# Secret key model for a compression function cryptanalysis?

How do we analyze the security of a compression function in the secret key model? More formally, let $$H$$ be a hash function and $$F(IV,M)$$ its compression function. Suppose we generate a MAC as follows: $$T=F(F(K,M),M_p),$$ where $$K$$ is the MAC key and $$M_p$$ is the padded block. Can I say that if one observes the output of the inner compression function call, i.e., $$F(K,M)$$, and retrieves $$K$$, then this is a certificational weakness of the underlying compression function? (we do not consider it in any specific protocol)

• The question is unclear. When one talks about a compression function, all the input variables can be chosen arbitrarily (or you may consider them as a large single variable). Hence recovering chaining value does not make sense, as the input is known. – Dmitry Khovratovich Jan 26 '14 at 16:52
• I'm sorry if the question doesn't make sense as I'm trying to understand the accepted cryptanalytic models. So what you're saying is this cannot be considered as a preimage attack for the compression function, if I'm chossing the input messages and collecting the oracle's responses then recovering the used chaining value? Thanks in advance. – Ricoz Jan 26 '14 at 22:36
• Consider a compression function $F(A,B) = C$. The hash function $H$ is defined as follows: let $A_0$ be constant, then $H(M_1||M_2||\ldots||M_n) = F(F(...F(F(F(A_0,M_1),M_2),M_3)...M_n)$ – Dmitry Khovratovich Jan 27 '14 at 10:40
• Can you reformulate your question using this notation? – Dmitry Khovratovich Jan 27 '14 at 10:40
• Consider the hash function $H$ and its compression function $F(IV,M)$ are used in a secret IV MAC scheme where the Tag $T= F(F(K,M),M_p)$, where $K$ is the MAC key and $M_p$ is the padded block. Can I say that if one observes the output of the inner compression function call i.e., $F(K,M)$ and retrieve $K$, then this is a certificational weekness of the underlying compression function? – Ricoz Jan 28 '14 at 4:07
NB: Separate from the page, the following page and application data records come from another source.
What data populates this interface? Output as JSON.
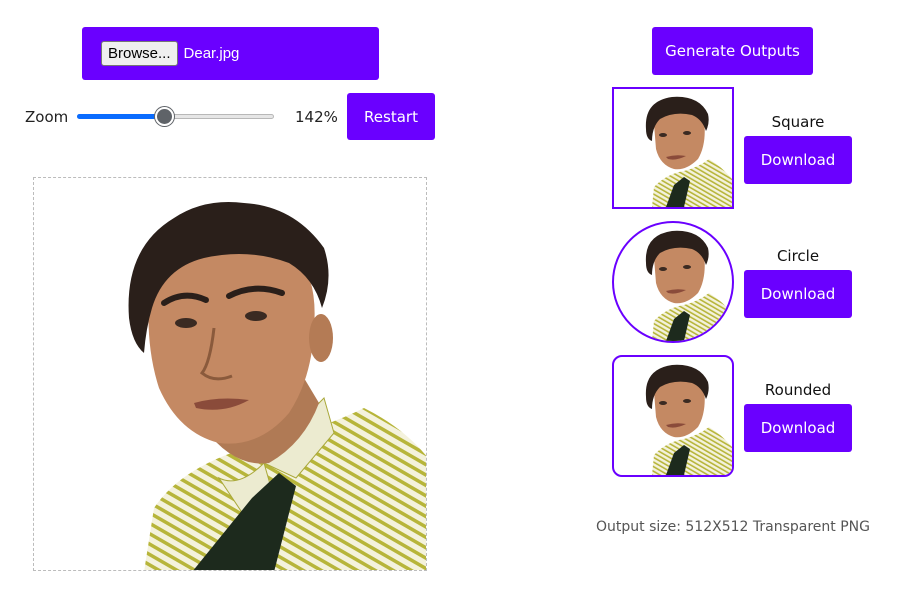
{
  "file": {
    "browse_label": "Browse...",
    "file_name": "Dear.jpg"
  },
  "zoom": {
    "label": "Zoom",
    "value_text": "142%",
    "fraction": 0.44
  },
  "restart_label": "Restart",
  "generate_label": "Generate Outputs",
  "outputs": [
    {
      "shape": "Square",
      "download_label": "Download"
    },
    {
      "shape": "Circle",
      "download_label": "Download"
    },
    {
      "shape": "Rounded",
      "download_label": "Download"
    }
  ],
  "output_info": "Output size: 512X512 Transparent PNG",
  "colors": {
    "accent": "#6a00ff",
    "slider_fill": "#0a6cff"
  }
}
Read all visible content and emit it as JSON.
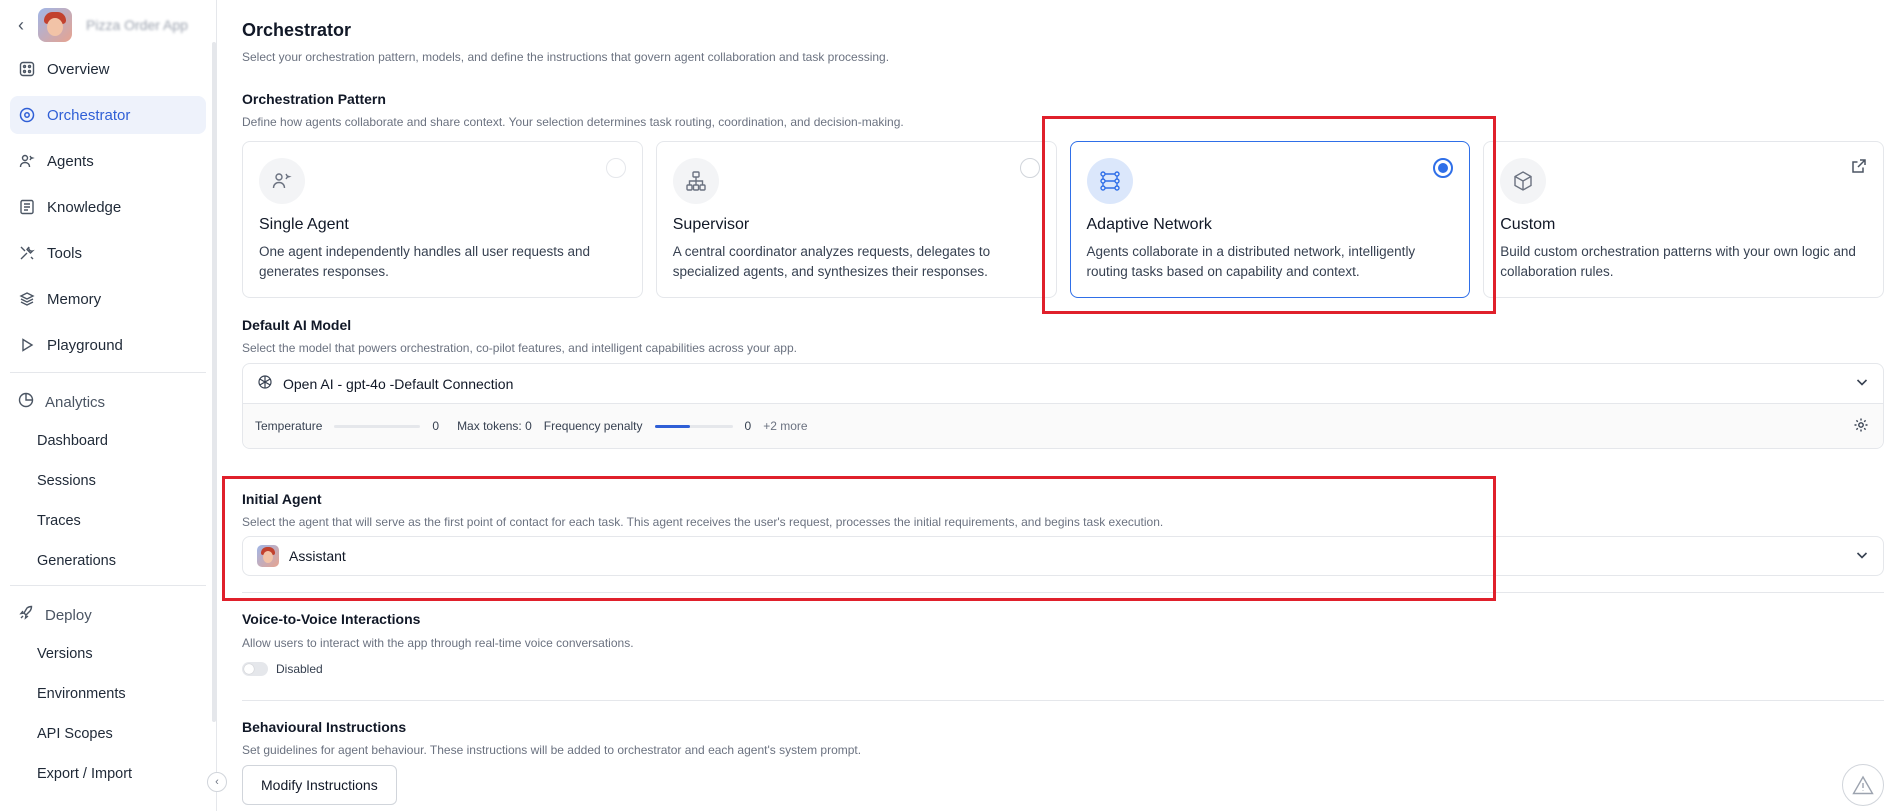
{
  "sidebar": {
    "app_name": "Pizza Order App",
    "items": [
      {
        "label": "Overview",
        "icon": "grid-icon"
      },
      {
        "label": "Orchestrator",
        "icon": "orchestrator-icon"
      },
      {
        "label": "Agents",
        "icon": "agents-icon"
      },
      {
        "label": "Knowledge",
        "icon": "book-icon"
      },
      {
        "label": "Tools",
        "icon": "tools-icon"
      },
      {
        "label": "Memory",
        "icon": "layers-icon"
      },
      {
        "label": "Playground",
        "icon": "play-icon"
      }
    ],
    "analytics": {
      "label": "Analytics",
      "items": [
        "Dashboard",
        "Sessions",
        "Traces",
        "Generations"
      ]
    },
    "deploy": {
      "label": "Deploy",
      "items": [
        "Versions",
        "Environments",
        "API Scopes",
        "Export / Import"
      ]
    }
  },
  "main": {
    "title": "Orchestrator",
    "subtitle": "Select your orchestration pattern, models, and define the instructions that govern agent collaboration and task processing.",
    "pattern": {
      "title": "Orchestration Pattern",
      "desc": "Define how agents collaborate and share context. Your selection determines task routing, coordination, and decision-making.",
      "cards": [
        {
          "title": "Single Agent",
          "desc": "One agent independently handles all user requests and generates responses."
        },
        {
          "title": "Supervisor",
          "desc": "A central coordinator analyzes requests, delegates to specialized agents, and synthesizes their responses."
        },
        {
          "title": "Adaptive Network",
          "desc": "Agents collaborate in a distributed network, intelligently routing tasks based on capability and context."
        },
        {
          "title": "Custom",
          "desc": "Build custom orchestration patterns with your own logic and collaboration rules."
        }
      ]
    },
    "model": {
      "title": "Default AI Model",
      "desc": "Select the model that powers orchestration, co-pilot features, and intelligent capabilities across your app.",
      "selected": "Open AI - gpt-4o -Default Connection",
      "temperature_label": "Temperature",
      "temperature_value": "0",
      "max_tokens": "Max tokens: 0",
      "freq_label": "Frequency penalty",
      "freq_value": "0",
      "more": "+2 more"
    },
    "initial_agent": {
      "title": "Initial Agent",
      "desc": "Select the agent that will serve as the first point of contact for each task. This agent receives the user's request, processes the initial requirements, and begins task execution.",
      "selected": "Assistant"
    },
    "voice": {
      "title": "Voice-to-Voice Interactions",
      "desc": "Allow users to interact with the app through real-time voice conversations.",
      "status": "Disabled"
    },
    "behaviour": {
      "title": "Behavioural Instructions",
      "desc": "Set guidelines for agent behaviour. These instructions will be added to orchestrator and each agent's system prompt.",
      "button": "Modify Instructions"
    }
  }
}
Yes, if $$K$$ can be recovered from $$H'=F(K,M)$$, this is a weakness. The function $$F$$ is not preimage-resistant, and an attacker may easily generate correct tags for new messages (this is called a forgery). The proposed MAC scheme, however, is terribly weak, and forged tags for other messages can be easily produced (length-extension property): $$T(M\mathbin\|M_p\mathbin\|M') = F(T(M\mathbin\|M_p),M').$$ Still, if original $$K$$ can be recovered, forged tags can be produced for even shorter messages.
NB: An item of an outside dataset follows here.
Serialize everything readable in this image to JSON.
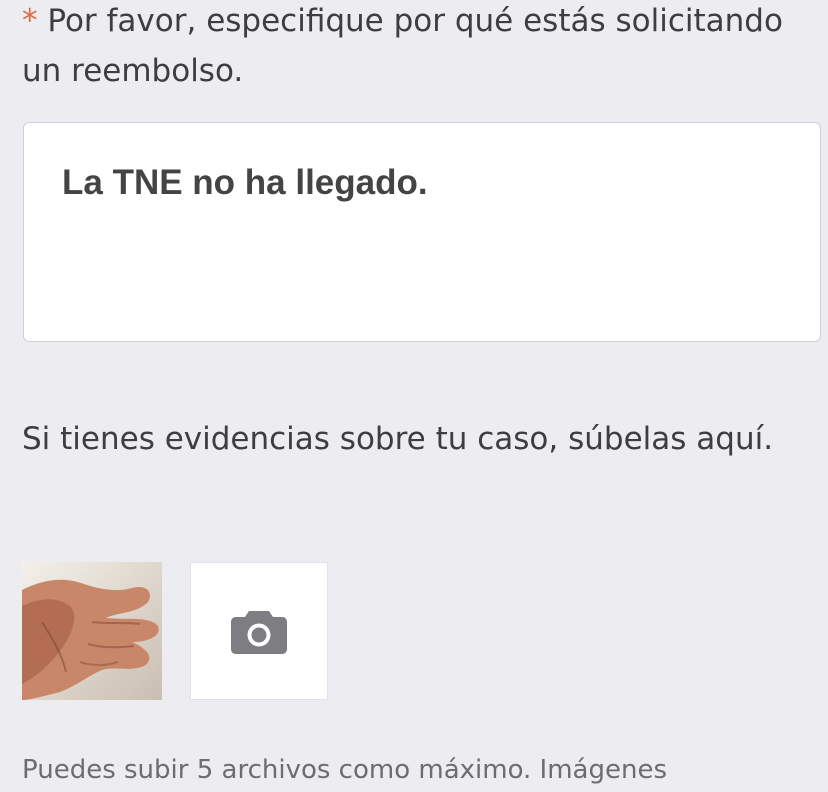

However, there could be many $$K$$'s that produce the same $$H'$$. If the cost of finding the original $$K$$ is still higher than the exhaustive search, then such attack is useless for forgery, as the attacker would have to use the length-extension attack. However, the compression function is still vulnerable to preimage attacks, which may be exploited in other constructions (for example, meet-in-the-middle attacks on hash functions).